> **What needs to be done**
Extract each line holding the word "tiêu" from the entries.

[Dataset entries]
= = =

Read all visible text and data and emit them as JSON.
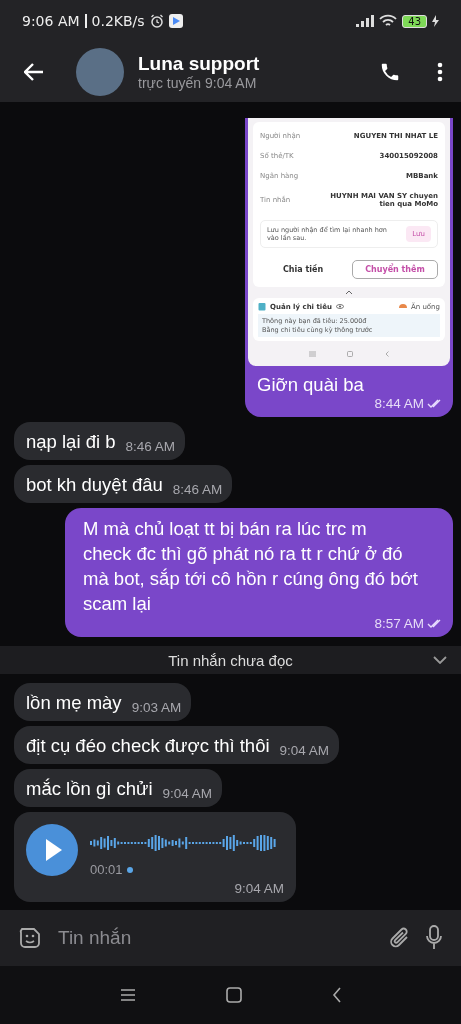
{
  "status_bar": {
    "time": "9:06 AM",
    "speed": "0.2KB/s",
    "battery": "43"
  },
  "header": {
    "title": "Luna support",
    "status": "trực tuyến 9:04 AM"
  },
  "messages": [
    {
      "kind": "image",
      "outgoing": true,
      "read": true,
      "caption": "Giỡn quài ba",
      "time": "8:44 AM",
      "receipt": {
        "rows": [
          {
            "label": "Người nhận",
            "value": "NGUYEN THI NHAT LE"
          },
          {
            "label": "Số thẻ/TK",
            "value": "340015092008"
          },
          {
            "label": "Ngân hàng",
            "value": "MBBank"
          },
          {
            "label": "Tin nhắn",
            "value": "HUYNH MAI VAN SY chuyen tien qua MoMo"
          }
        ],
        "save_hint": "Lưu người nhận để tìm lại nhanh hơn vào lần sau.",
        "save_button": "Lưu",
        "buttons": [
          {
            "label": "Chia tiền",
            "selected": false
          },
          {
            "label": "Chuyển thêm",
            "selected": true
          }
        ],
        "expense_title": "Quản lý chi tiêu",
        "expense_category": "Ăn uống",
        "expense_lines": [
          "Thông này bạn đã tiêu: 25.000đ",
          "Bằng chi tiêu cùng kỳ thông trước"
        ]
      }
    },
    {
      "kind": "text",
      "outgoing": false,
      "text": "nạp lại đi b",
      "time": "8:46 AM"
    },
    {
      "kind": "text",
      "outgoing": false,
      "text": "bot kh duyệt đâu",
      "time": "8:46 AM"
    },
    {
      "kind": "text",
      "outgoing": true,
      "read": true,
      "text": "M mà chủ loạt tt bị bán ra lúc trc m check đc thì gõ phát nó ra tt r chứ ở đó mà bot, sắp tới cô hồn r cúng ông đó bớt scam lại",
      "time": "8:57 AM"
    },
    {
      "kind": "divider",
      "text": "Tin nhắn chưa đọc"
    },
    {
      "kind": "text",
      "outgoing": false,
      "text": "lồn mẹ mày",
      "time": "9:03 AM"
    },
    {
      "kind": "text",
      "outgoing": false,
      "text": "địt cụ đéo check được thì thôi",
      "time": "9:04 AM"
    },
    {
      "kind": "text",
      "outgoing": false,
      "text": "mắc lồn gì chửi",
      "time": "9:04 AM"
    },
    {
      "kind": "voice",
      "outgoing": false,
      "duration": "00:01",
      "listened": false,
      "time": "9:04 AM"
    }
  ],
  "composer": {
    "placeholder": "Tin nhắn"
  }
}
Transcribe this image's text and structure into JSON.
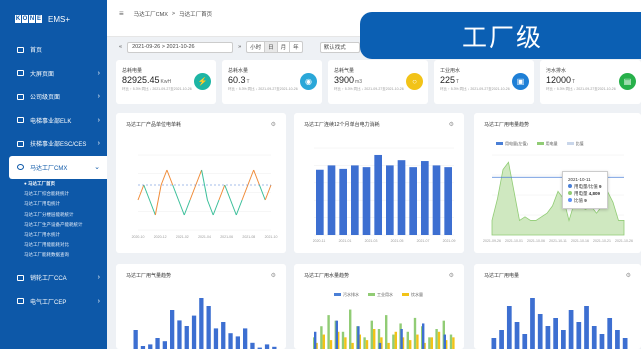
{
  "sidebar": {
    "brand": {
      "letters": [
        "K",
        "O",
        "N",
        "E"
      ],
      "app": "EMS+"
    },
    "items": [
      {
        "label": "首页",
        "icon": "home-icon",
        "arrow": ""
      },
      {
        "label": "大屏页面",
        "icon": "monitor-icon",
        "arrow": "›"
      },
      {
        "label": "公司级页面",
        "icon": "building-icon",
        "arrow": "›"
      },
      {
        "label": "电梯事业部ELK",
        "icon": "elevator-icon",
        "arrow": "›"
      },
      {
        "label": "扶梯事业部ESC/CES",
        "icon": "escalator-icon",
        "arrow": "›"
      }
    ],
    "active": {
      "label": "马达工厂CMX",
      "icon": "factory-icon",
      "arrow": "⌄"
    },
    "sub": [
      "● 马达工厂首页",
      "马达工厂综合能耗统计",
      "马达工厂用电统计",
      "马达工厂分楼层能耗统计",
      "马达工厂生产设备产能耗统计",
      "马达工厂用水统计",
      "马达工厂用能能耗对比",
      "马达工厂能耗数据查询"
    ],
    "bottom": [
      {
        "label": "销轮工厂CCA",
        "icon": "gear-icon",
        "arrow": "›"
      },
      {
        "label": "电气工厂CEP",
        "icon": "plug-icon",
        "arrow": "›"
      }
    ]
  },
  "topbar": {
    "menu_icon": "≡",
    "crumb1": "马达工厂CMX",
    "sep": ">",
    "crumb2": "马达工厂首页"
  },
  "banner": "工厂级",
  "filter": {
    "prev": "«",
    "range": "2021-09-26 > 2021-10-26",
    "next": "»",
    "seg": [
      "小时",
      "日",
      "月",
      "年"
    ],
    "seg_active": 1,
    "mode": "默认找式"
  },
  "kpis": [
    {
      "title": "总耗电量",
      "value": "82925.45",
      "unit": "KwH",
      "sub": "环比 ↑ 5.3%   同比 ↓ 2021-09-27至2021-10-26",
      "color": "#1db5a4",
      "icon": "lightning-icon",
      "glyph": "⚡"
    },
    {
      "title": "总耗水量",
      "value": "60.3",
      "unit": "T",
      "sub": "环比 ↑ 5.3%   同比 ↓ 2021-09-27至2021-10-26",
      "color": "#2aa7d8",
      "icon": "water-drop-icon",
      "glyph": "💧"
    },
    {
      "title": "总耗气量",
      "value": "3900",
      "unit": "m3",
      "sub": "环比 ↑ 5.3%   同比 ↓ 2021-09-27至2021-10-26",
      "color": "#f2c318",
      "icon": "gas-icon",
      "glyph": "○"
    },
    {
      "title": "工业用水",
      "value": "225",
      "unit": "T",
      "sub": "环比 ↑ 5.3%   同比 ↓ 2021-09-27至2021-10-26",
      "color": "#1e7fd6",
      "icon": "tap-icon",
      "glyph": "▣"
    },
    {
      "title": "污水排水",
      "value": "12000",
      "unit": "T",
      "sub": "环比 ↑ 5.3%   同比 ↓ 2021-09-27至2021-10-26",
      "color": "#27b04a",
      "icon": "drain-icon",
      "glyph": "▤"
    }
  ],
  "cards": {
    "c1": {
      "title": "马达工厂产品单位电单耗",
      "gear": "⚙"
    },
    "c2": {
      "title": "马达工厂连续12个月单台电力消耗",
      "gear": "⚙"
    },
    "c3": {
      "title": "马达工厂用电量趋势",
      "gear": "⚙",
      "legend": [
        "用电量(左值)",
        "用电量",
        "比值"
      ],
      "tip": {
        "date": "2021-10-11",
        "rows": [
          {
            "label": "用电量/比值",
            "value": "9",
            "color": "#4a7fd6"
          },
          {
            "label": "用电量",
            "value": "4,809",
            "color": "#91cc75"
          },
          {
            "label": "比值",
            "value": "9",
            "color": "#5b8ff9"
          }
        ]
      }
    },
    "c4": {
      "title": "马达工厂用气量趋势",
      "gear": "⚙"
    },
    "c5": {
      "title": "马达工厂用水量趋势",
      "gear": "⚙",
      "legend": [
        "污水排水",
        "工业用水",
        "饮水量"
      ]
    },
    "c6": {
      "title": "马达工厂用电量",
      "gear": "⚙"
    }
  },
  "chart_data": [
    {
      "type": "line",
      "title": "马达工厂产品单位电单耗",
      "x": [
        "2020-10",
        "2020-12",
        "2021-02",
        "2021-04",
        "2021-06",
        "2021-08",
        "2021-10"
      ],
      "series": [
        {
          "values": [
            5,
            6,
            5,
            4,
            6,
            7,
            6,
            5,
            4,
            5,
            6,
            7,
            5,
            4,
            5,
            6,
            5,
            4,
            5,
            6,
            7,
            6,
            5,
            6
          ]
        }
      ]
    },
    {
      "type": "bar",
      "title": "马达工厂连续12个月单台电力消耗",
      "x": [
        "2020-11",
        "2020-12",
        "2021-01",
        "2021-02",
        "2021-03",
        "2021-04",
        "2021-05",
        "2021-06",
        "2021-07",
        "2021-08",
        "2021-09",
        "2021-10"
      ],
      "values": [
        75,
        80,
        76,
        80,
        78,
        92,
        80,
        86,
        78,
        85,
        80,
        78
      ]
    },
    {
      "type": "line",
      "title": "马达工厂用电量趋势",
      "x": [
        "2021-09-26",
        "2021-10-01",
        "2021-10-06",
        "2021-10-11",
        "2021-10-16",
        "2021-10-21",
        "2021-10-26"
      ],
      "series": [
        {
          "name": "用电量(左值)",
          "values": [
            4,
            10,
            18,
            20,
            12,
            4,
            5,
            4,
            4,
            5,
            6,
            8,
            12,
            10,
            4,
            9,
            8,
            7,
            8,
            6,
            8,
            12,
            9,
            4,
            4
          ]
        },
        {
          "name": "比值",
          "values": [
            9,
            9,
            9,
            9,
            9,
            9,
            9,
            9,
            9,
            9,
            9,
            9,
            9,
            9,
            9,
            9,
            9,
            9,
            9,
            9,
            9,
            9,
            9,
            9,
            9
          ]
        }
      ]
    },
    {
      "type": "bar",
      "title": "马达工厂用气量趋势",
      "values": [
        30,
        10,
        12,
        20,
        16,
        55,
        42,
        35,
        48,
        70,
        60,
        32,
        40,
        26,
        22,
        32,
        14,
        8,
        12,
        9
      ]
    },
    {
      "type": "bar",
      "title": "马达工厂用水量趋势",
      "series": [
        {
          "name": "污水排水",
          "values": [
            40,
            60,
            50,
            20,
            45,
            55,
            35
          ]
        },
        {
          "name": "工业用水",
          "values": [
            30,
            50,
            70,
            60,
            40,
            80,
            50,
            30,
            60,
            45,
            70,
            35,
            55,
            40,
            65,
            50,
            30,
            45,
            60,
            35
          ]
        },
        {
          "name": "饮水量",
          "values": [
            20,
            35,
            25,
            40,
            30,
            20,
            35,
            25,
            45,
            30,
            20,
            40,
            30,
            25,
            35,
            20,
            30,
            40,
            25,
            30
          ]
        }
      ]
    },
    {
      "type": "bar",
      "title": "马达工厂用电量",
      "values": [
        20,
        30,
        60,
        40,
        25,
        70,
        50,
        35,
        45,
        30,
        55,
        40,
        60,
        35,
        25,
        45,
        30,
        20
      ]
    }
  ]
}
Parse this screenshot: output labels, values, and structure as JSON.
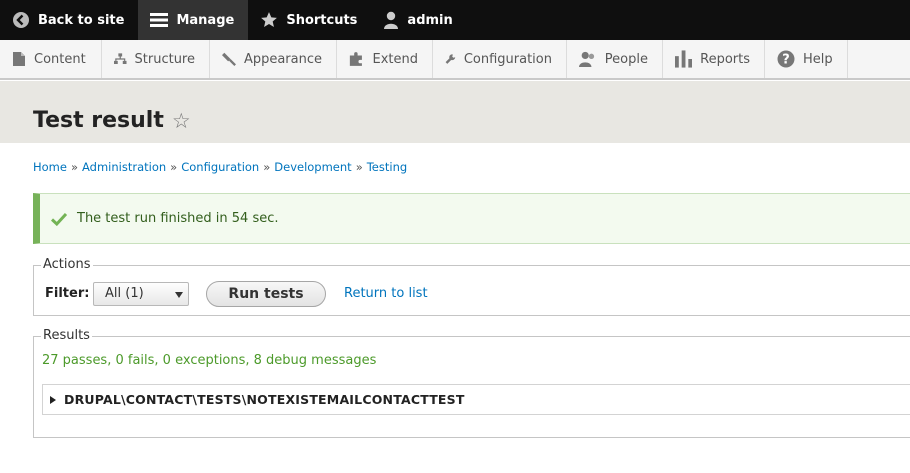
{
  "toolbar": {
    "back": "Back to site",
    "manage": "Manage",
    "shortcuts": "Shortcuts",
    "user": "admin"
  },
  "menu": {
    "items": [
      "Content",
      "Structure",
      "Appearance",
      "Extend",
      "Configuration",
      "People",
      "Reports",
      "Help"
    ]
  },
  "page": {
    "title": "Test result"
  },
  "breadcrumb": {
    "items": [
      "Home",
      "Administration",
      "Configuration",
      "Development",
      "Testing"
    ],
    "separator": "»"
  },
  "status": {
    "message": "The test run finished in 54 sec."
  },
  "actions": {
    "legend": "Actions",
    "filter_label": "Filter:",
    "filter_value": "All (1)",
    "run_button": "Run tests",
    "return_link": "Return to list"
  },
  "results": {
    "legend": "Results",
    "summary": "27 passes, 0 fails, 0 exceptions, 8 debug messages",
    "group": "DRUPAL\\CONTACT\\TESTS\\NOTEXISTEMAILCONTACTTEST"
  },
  "colors": {
    "toolbar_bg": "#0f0f0f",
    "link": "#0074bd",
    "status_accent": "#77b259",
    "summary_text": "#4c9a2a"
  }
}
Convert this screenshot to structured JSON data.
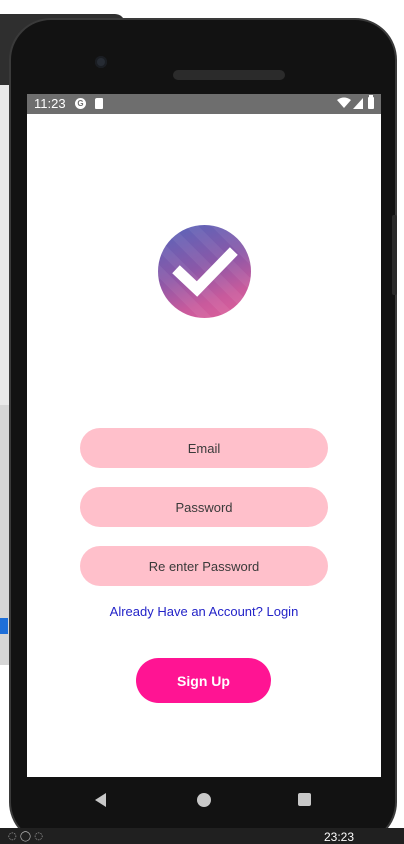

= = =

> **Answer section**
        "expense_title": "Quản lý chi tiêu",
          "Thông này bạn đã tiêu: 25.000đ",
          "Bằng chi tiêu cùng kỳ thông trước"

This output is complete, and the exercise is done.